I first wanted to be a train driver. Then it was to be a naturalist and work for the National Geographic. However, having talented physicians in the family like my grandfather who was the first ophthalmologist in our state as well as a freedom fighter rubbed off on me and I naturally gravitated to the medical field.

How did you choose your specialty?

Kidney physiology and renal diseases were fascinating to me in medical school and I had a great mentor, Dr. Stanley Peskoe in my medicine residency. Nephrology is unique in that it naturally involves looking at the whole patient as opposed to being organ centric. It also enables rewarding, long term relationships with patients and transplantation in particular needs excellent teamwork which I enjoy.

What do you find most rewarding about your work?

Anytime I hear that my patient has better quality of life and able to pursue hobbies and goals – whether it is to travel or go fishing again or attend a game with their family -that is very rewarding.

What are some of the new developments in your field of specialty?

The field of transplantation has evolved tremendously over the last decade and we are continuously looking to find new ways to refine how we manage immunosuppression and extend survival for patients and transplanted organs. At the same time, we are at an exciting frontier in looking at new ways to prevent and slow progression of Chronic Kidney Disease.

Is there a particular achievement (professional or personal) that has been most gratifying to you?

Going back to do a fellowship in transplant nephrology after several years of being in practice, seeing transplantation transform patient’s lives and being a part of the care team.

What is the best advice you’ve ever received?
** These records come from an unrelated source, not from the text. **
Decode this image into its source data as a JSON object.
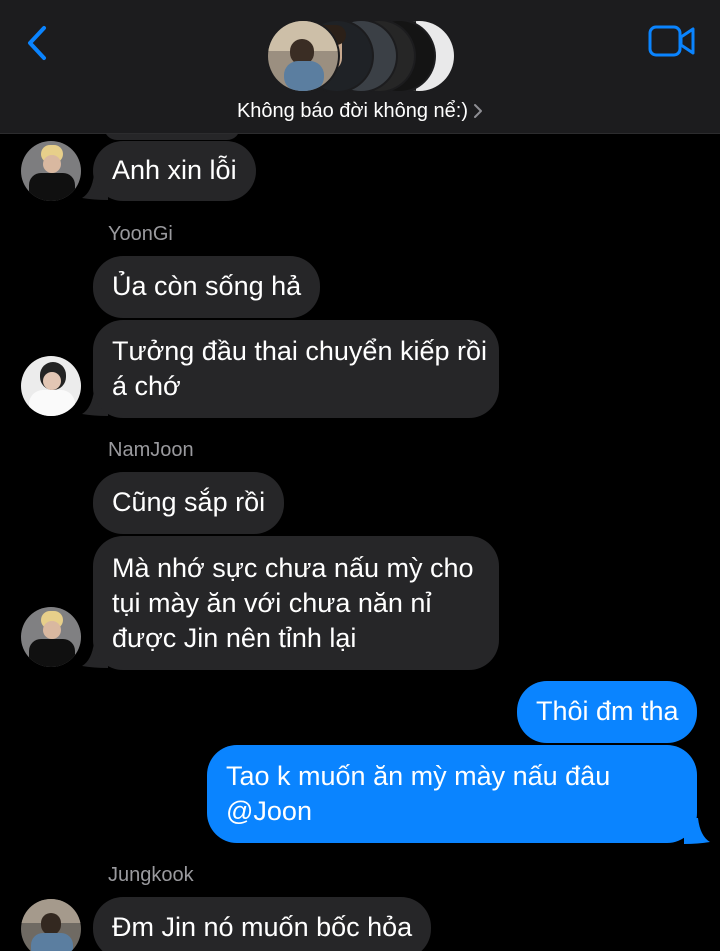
{
  "header": {
    "group_name": "Không báo đời không nể:)",
    "back_icon": "chevron-left-icon",
    "video_icon": "video-camera-icon",
    "accent_color": "#0a84ff"
  },
  "messages": [
    {
      "sender": "",
      "text": "Anh xin lỗi"
    },
    {
      "sender": "YoonGi",
      "text": "Ủa còn sống hả"
    },
    {
      "sender": "",
      "lines": [
        "Tưởng đầu thai chuyển kiếp rồi",
        "á chớ"
      ]
    },
    {
      "sender": "NamJoon",
      "text": "Cũng sắp rồi"
    },
    {
      "sender": "",
      "lines": [
        "Mà nhớ sực chưa nấu mỳ cho",
        "tụi mày ăn với chưa năn nỉ",
        "được Jin nên tỉnh lại"
      ]
    },
    {
      "sender": "me",
      "text": "Thôi đm tha"
    },
    {
      "sender": "me",
      "lines": [
        "Tao k muốn ăn mỳ mày nấu đâu",
        "@Joon"
      ]
    },
    {
      "sender": "Jungkook",
      "text": "Đm Jin nó muốn bốc hỏa"
    }
  ],
  "colors": {
    "incoming_bubble": "#262628",
    "outgoing_bubble": "#0a84ff",
    "sender_label": "#9a9a9e",
    "header_bg": "#1c1c1e"
  }
}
“Listen to patients with compassion, remember that you are an instrument in helping them improve their health” – Souris Pramoda.

If you weren’t a physician, what would you like to be doing?

A forest ranger or naturalist involved in conservation of trees and wildlife.

What hobbies do you enjoy?

Tennis, hiking, nature study.

Do you have a favorite quote or life motto?

Life’s journey is beautiful. Live in the present cheerfully.

What was the last book you read?

My family and other animals by Gerald Durrell.